Source data:
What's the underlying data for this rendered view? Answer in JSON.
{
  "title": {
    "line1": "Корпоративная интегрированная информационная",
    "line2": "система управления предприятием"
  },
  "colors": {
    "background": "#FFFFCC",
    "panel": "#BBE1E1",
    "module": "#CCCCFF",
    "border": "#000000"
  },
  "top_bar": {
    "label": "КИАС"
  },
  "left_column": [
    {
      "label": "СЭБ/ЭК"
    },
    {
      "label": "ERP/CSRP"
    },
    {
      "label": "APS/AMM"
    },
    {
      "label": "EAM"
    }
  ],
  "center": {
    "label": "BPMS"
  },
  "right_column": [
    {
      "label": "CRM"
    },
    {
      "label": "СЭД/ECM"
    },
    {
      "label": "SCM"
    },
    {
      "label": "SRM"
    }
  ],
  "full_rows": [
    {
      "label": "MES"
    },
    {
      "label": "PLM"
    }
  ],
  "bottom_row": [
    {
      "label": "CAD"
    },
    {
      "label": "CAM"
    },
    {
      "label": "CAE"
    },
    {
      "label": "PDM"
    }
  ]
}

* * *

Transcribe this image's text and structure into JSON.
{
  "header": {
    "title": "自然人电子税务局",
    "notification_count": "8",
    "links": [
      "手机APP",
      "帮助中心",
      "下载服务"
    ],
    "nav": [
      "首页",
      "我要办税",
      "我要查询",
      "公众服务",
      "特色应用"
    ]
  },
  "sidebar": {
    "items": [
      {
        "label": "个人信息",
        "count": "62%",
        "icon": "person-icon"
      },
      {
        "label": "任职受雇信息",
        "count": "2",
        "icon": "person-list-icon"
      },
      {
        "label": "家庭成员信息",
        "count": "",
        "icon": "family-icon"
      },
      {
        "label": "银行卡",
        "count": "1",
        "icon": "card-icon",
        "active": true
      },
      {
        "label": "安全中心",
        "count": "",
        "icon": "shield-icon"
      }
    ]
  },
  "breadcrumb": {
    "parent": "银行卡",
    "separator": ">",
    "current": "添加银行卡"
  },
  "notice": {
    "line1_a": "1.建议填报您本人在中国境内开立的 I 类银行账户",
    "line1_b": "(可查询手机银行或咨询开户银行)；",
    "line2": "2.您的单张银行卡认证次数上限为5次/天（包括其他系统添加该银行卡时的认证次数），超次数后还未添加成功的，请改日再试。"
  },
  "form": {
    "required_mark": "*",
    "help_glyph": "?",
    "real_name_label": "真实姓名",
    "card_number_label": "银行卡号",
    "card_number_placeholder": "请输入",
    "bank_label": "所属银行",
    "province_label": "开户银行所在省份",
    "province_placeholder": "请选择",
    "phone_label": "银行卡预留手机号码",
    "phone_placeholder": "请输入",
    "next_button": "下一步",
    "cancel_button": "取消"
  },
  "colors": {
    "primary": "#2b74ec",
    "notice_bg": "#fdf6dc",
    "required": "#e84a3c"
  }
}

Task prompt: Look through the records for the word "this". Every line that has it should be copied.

Answer space:
What's the underlying data for this rendered view? Answer in JSON.
Transcribe this image's text and structure into JSON.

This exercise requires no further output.